Source material –
________________

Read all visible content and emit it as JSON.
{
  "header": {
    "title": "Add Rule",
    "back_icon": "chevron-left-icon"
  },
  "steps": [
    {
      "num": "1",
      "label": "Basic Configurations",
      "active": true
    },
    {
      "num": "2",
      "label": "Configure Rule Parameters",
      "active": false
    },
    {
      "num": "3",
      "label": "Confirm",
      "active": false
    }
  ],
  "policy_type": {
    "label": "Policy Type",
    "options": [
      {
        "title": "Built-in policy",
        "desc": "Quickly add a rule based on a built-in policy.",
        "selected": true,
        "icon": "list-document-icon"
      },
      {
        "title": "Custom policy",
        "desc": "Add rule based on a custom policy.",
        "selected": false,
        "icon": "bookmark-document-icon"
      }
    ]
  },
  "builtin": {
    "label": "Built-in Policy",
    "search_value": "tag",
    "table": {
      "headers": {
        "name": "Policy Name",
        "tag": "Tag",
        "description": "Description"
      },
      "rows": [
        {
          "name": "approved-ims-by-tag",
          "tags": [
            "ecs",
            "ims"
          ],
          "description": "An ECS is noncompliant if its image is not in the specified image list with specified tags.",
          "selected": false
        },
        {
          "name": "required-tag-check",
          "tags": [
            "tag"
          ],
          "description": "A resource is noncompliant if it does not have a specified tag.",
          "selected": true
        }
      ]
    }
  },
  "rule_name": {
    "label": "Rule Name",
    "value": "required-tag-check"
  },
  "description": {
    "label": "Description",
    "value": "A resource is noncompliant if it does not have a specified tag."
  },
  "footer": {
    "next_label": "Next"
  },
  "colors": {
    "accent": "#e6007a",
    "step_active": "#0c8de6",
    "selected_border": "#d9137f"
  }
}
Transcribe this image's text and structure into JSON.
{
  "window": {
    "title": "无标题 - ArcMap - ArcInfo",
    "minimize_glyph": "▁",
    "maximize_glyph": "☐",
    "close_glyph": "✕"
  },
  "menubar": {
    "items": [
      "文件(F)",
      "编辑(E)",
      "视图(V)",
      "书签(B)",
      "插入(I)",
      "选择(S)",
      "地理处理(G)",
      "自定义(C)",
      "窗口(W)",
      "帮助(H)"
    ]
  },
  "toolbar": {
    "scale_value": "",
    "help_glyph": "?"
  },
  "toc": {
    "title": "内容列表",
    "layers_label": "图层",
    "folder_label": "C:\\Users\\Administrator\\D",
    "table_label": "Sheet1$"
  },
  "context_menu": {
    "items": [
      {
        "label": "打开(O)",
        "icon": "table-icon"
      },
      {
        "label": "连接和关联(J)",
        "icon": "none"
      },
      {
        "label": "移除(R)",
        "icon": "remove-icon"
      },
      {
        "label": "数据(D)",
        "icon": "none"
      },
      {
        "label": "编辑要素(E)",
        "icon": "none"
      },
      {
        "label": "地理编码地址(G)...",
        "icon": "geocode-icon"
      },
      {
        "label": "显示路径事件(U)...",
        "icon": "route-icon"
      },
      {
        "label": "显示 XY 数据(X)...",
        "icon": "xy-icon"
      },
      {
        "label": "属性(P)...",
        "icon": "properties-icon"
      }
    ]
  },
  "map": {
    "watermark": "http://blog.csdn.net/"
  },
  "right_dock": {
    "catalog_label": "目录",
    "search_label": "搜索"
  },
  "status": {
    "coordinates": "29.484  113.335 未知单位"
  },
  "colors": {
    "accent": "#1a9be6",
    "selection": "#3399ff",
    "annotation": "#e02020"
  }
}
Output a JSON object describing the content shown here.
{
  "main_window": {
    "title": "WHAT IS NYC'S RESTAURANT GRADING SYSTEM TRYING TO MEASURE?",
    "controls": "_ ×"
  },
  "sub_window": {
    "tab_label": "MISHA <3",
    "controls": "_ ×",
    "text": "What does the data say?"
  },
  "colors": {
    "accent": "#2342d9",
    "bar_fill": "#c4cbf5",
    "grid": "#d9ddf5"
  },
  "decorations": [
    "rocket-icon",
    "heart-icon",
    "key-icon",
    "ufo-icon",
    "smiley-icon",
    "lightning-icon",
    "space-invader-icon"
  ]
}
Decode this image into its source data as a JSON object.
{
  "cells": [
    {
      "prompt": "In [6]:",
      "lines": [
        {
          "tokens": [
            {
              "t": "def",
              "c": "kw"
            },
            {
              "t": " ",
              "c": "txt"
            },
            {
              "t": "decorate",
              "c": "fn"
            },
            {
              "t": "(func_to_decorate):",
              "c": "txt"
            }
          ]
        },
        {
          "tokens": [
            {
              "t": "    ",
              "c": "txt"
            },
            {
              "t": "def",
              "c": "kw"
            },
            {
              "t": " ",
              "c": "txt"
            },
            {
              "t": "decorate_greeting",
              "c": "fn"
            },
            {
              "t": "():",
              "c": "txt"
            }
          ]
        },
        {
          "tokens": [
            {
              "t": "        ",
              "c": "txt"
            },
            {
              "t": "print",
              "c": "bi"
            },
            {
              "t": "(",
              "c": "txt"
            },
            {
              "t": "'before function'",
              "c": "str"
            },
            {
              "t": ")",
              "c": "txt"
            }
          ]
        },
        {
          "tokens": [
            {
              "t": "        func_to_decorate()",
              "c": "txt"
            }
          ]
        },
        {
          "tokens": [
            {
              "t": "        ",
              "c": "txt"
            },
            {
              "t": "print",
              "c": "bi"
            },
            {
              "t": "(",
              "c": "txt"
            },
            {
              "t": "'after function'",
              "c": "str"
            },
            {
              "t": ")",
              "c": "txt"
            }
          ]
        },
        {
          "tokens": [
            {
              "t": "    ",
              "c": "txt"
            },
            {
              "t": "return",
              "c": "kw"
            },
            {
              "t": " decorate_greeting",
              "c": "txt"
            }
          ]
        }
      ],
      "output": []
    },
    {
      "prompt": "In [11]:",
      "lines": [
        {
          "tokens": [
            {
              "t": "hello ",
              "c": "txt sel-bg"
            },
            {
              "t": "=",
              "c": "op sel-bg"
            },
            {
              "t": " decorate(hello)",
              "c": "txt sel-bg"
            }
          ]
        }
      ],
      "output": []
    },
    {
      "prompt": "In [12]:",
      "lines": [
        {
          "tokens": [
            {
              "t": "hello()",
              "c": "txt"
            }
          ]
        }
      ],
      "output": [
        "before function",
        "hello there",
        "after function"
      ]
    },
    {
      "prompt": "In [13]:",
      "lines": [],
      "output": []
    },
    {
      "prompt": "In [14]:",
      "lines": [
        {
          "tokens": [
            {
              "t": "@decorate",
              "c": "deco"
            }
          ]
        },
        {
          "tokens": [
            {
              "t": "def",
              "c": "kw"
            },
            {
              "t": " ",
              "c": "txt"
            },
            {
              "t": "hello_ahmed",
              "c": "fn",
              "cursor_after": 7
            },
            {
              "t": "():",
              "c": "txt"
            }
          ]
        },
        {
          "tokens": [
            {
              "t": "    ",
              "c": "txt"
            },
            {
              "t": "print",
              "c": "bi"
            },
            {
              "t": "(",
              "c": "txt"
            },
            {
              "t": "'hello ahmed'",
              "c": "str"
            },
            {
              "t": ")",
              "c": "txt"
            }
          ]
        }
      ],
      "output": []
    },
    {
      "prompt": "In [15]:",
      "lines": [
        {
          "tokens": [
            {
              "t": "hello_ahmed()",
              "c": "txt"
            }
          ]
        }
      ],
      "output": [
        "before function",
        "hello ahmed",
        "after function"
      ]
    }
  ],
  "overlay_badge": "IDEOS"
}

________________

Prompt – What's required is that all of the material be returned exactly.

Completed task –
Read all visible content and emit it as JSON.
{
  "header": {
    "title": "Add Rule",
    "back_icon": "chevron-left-icon"
  },
  "steps": [
    {
      "num": "1",
      "label": "Basic Configurations",
      "active": true
    },
    {
      "num": "2",
      "label": "Configure Rule Parameters",
      "active": false
    },
    {
      "num": "3",
      "label": "Confirm",
      "active": false
    }
  ],
  "policy_type": {
    "label": "Policy Type",
    "options": [
      {
        "title": "Built-in policy",
        "desc": "Quickly add a rule based on a built-in policy.",
        "selected": true,
        "icon": "list-document-icon"
      },
      {
        "title": "Custom policy",
        "desc": "Add rule based on a custom policy.",
        "selected": false,
        "icon": "bookmark-document-icon"
      }
    ]
  },
  "builtin": {
    "label": "Built-in Policy",
    "search_value": "tag",
    "table": {
      "headers": {
        "name": "Policy Name",
        "tag": "Tag",
        "description": "Description"
      },
      "rows": [
        {
          "name": "approved-ims-by-tag",
          "tags": [
            "ecs",
            "ims"
          ],
          "description": "An ECS is noncompliant if its image is not in the specified image list with specified tags.",
          "selected": false
        },
        {
          "name": "required-tag-check",
          "tags": [
            "tag"
          ],
          "description": "A resource is noncompliant if it does not have a specified tag.",
          "selected": true
        }
      ]
    }
  },
  "rule_name": {
    "label": "Rule Name",
    "value": "required-tag-check"
  },
  "description": {
    "label": "Description",
    "value": "A resource is noncompliant if it does not have a specified tag."
  },
  "footer": {
    "next_label": "Next"
  },
  "colors": {
    "accent": "#e6007a",
    "step_active": "#0c8de6",
    "selected_border": "#d9137f"
  }
}
Transcribe this image's text and structure into JSON.
{
  "window": {
    "title": "无标题 - ArcMap - ArcInfo",
    "minimize_glyph": "▁",
    "maximize_glyph": "☐",
    "close_glyph": "✕"
  },
  "menubar": {
    "items": [
      "文件(F)",
      "编辑(E)",
      "视图(V)",
      "书签(B)",
      "插入(I)",
      "选择(S)",
      "地理处理(G)",
      "自定义(C)",
      "窗口(W)",
      "帮助(H)"
    ]
  },
  "toolbar": {
    "scale_value": "",
    "help_glyph": "?"
  },
  "toc": {
    "title": "内容列表",
    "layers_label": "图层",
    "folder_label": "C:\\Users\\Administrator\\D",
    "table_label": "Sheet1$"
  },
  "context_menu": {
    "items": [
      {
        "label": "打开(O)",
        "icon": "table-icon"
      },
      {
        "label": "连接和关联(J)",
        "icon": "none"
      },
      {
        "label": "移除(R)",
        "icon": "remove-icon"
      },
      {
        "label": "数据(D)",
        "icon": "none"
      },
      {
        "label": "编辑要素(E)",
        "icon": "none"
      },
      {
        "label": "地理编码地址(G)...",
        "icon": "geocode-icon"
      },
      {
        "label": "显示路径事件(U)...",
        "icon": "route-icon"
      },
      {
        "label": "显示 XY 数据(X)...",
        "icon": "xy-icon"
      },
      {
        "label": "属性(P)...",
        "icon": "properties-icon"
      }
    ]
  },
  "map": {
    "watermark": "http://blog.csdn.net/"
  },
  "right_dock": {
    "catalog_label": "目录",
    "search_label": "搜索"
  },
  "status": {
    "coordinates": "29.484  113.335 未知单位"
  },
  "colors": {
    "accent": "#1a9be6",
    "selection": "#3399ff",
    "annotation": "#e02020"
  }
}
Output a JSON object describing the content shown here.
{
  "main_window": {
    "title": "WHAT IS NYC'S RESTAURANT GRADING SYSTEM TRYING TO MEASURE?",
    "controls": "_ ×"
  },
  "sub_window": {
    "tab_label": "MISHA <3",
    "controls": "_ ×",
    "text": "What does the data say?"
  },
  "colors": {
    "accent": "#2342d9",
    "bar_fill": "#c4cbf5",
    "grid": "#d9ddf5"
  },
  "decorations": [
    "rocket-icon",
    "heart-icon",
    "key-icon",
    "ufo-icon",
    "smiley-icon",
    "lightning-icon",
    "space-invader-icon"
  ]
}
Decode this image into its source data as a JSON object.
{
  "cells": [
    {
      "prompt": "In [6]:",
      "lines": [
        {
          "tokens": [
            {
              "t": "def",
              "c": "kw"
            },
            {
              "t": " ",
              "c": "txt"
            },
            {
              "t": "decorate",
              "c": "fn"
            },
            {
              "t": "(func_to_decorate):",
              "c": "txt"
            }
          ]
        },
        {
          "tokens": [
            {
              "t": "    ",
              "c": "txt"
            },
            {
              "t": "def",
              "c": "kw"
            },
            {
              "t": " ",
              "c": "txt"
            },
            {
              "t": "decorate_greeting",
              "c": "fn"
            },
            {
              "t": "():",
              "c": "txt"
            }
          ]
        },
        {
          "tokens": [
            {
              "t": "        ",
              "c": "txt"
            },
            {
              "t": "print",
              "c": "bi"
            },
            {
              "t": "(",
              "c": "txt"
            },
            {
              "t": "'before function'",
              "c": "str"
            },
            {
              "t": ")",
              "c": "txt"
            }
          ]
        },
        {
          "tokens": [
            {
              "t": "        func_to_decorate()",
              "c": "txt"
            }
          ]
        },
        {
          "tokens": [
            {
              "t": "        ",
              "c": "txt"
            },
            {
              "t": "print",
              "c": "bi"
            },
            {
              "t": "(",
              "c": "txt"
            },
            {
              "t": "'after function'",
              "c": "str"
            },
            {
              "t": ")",
              "c": "txt"
            }
          ]
        },
        {
          "tokens": [
            {
              "t": "    ",
              "c": "txt"
            },
            {
              "t": "return",
              "c": "kw"
            },
            {
              "t": " decorate_greeting",
              "c": "txt"
            }
          ]
        }
      ],
      "output": []
    },
    {
      "prompt": "In [11]:",
      "lines": [
        {
          "tokens": [
            {
              "t": "hello ",
              "c": "txt sel-bg"
            },
            {
              "t": "=",
              "c": "op sel-bg"
            },
            {
              "t": " decorate(hello)",
              "c": "txt sel-bg"
            }
          ]
        }
      ],
      "output": []
    },
    {
      "prompt": "In [12]:",
      "lines": [
        {
          "tokens": [
            {
              "t": "hello()",
              "c": "txt"
            }
          ]
        }
      ],
      "output": [
        "before function",
        "hello there",
        "after function"
      ]
    },
    {
      "prompt": "In [13]:",
      "lines": [],
      "output": []
    },
    {
      "prompt": "In [14]:",
      "lines": [
        {
          "tokens": [
            {
              "t": "@decorate",
              "c": "deco"
            }
          ]
        },
        {
          "tokens": [
            {
              "t": "def",
              "c": "kw"
            },
            {
              "t": " ",
              "c": "txt"
            },
            {
              "t": "hello_ahmed",
              "c": "fn",
              "cursor_after": 7
            },
            {
              "t": "():",
              "c": "txt"
            }
          ]
        },
        {
          "tokens": [
            {
              "t": "    ",
              "c": "txt"
            },
            {
              "t": "print",
              "c": "bi"
            },
            {
              "t": "(",
              "c": "txt"
            },
            {
              "t": "'hello ahmed'",
              "c": "str"
            },
            {
              "t": ")",
              "c": "txt"
            }
          ]
        }
      ],
      "output": []
    },
    {
      "prompt": "In [15]:",
      "lines": [
        {
          "tokens": [
            {
              "t": "hello_ahmed()",
              "c": "txt"
            }
          ]
        }
      ],
      "output": [
        "before function",
        "hello ahmed",
        "after function"
      ]
    }
  ],
  "overlay_badge": "IDEOS"
}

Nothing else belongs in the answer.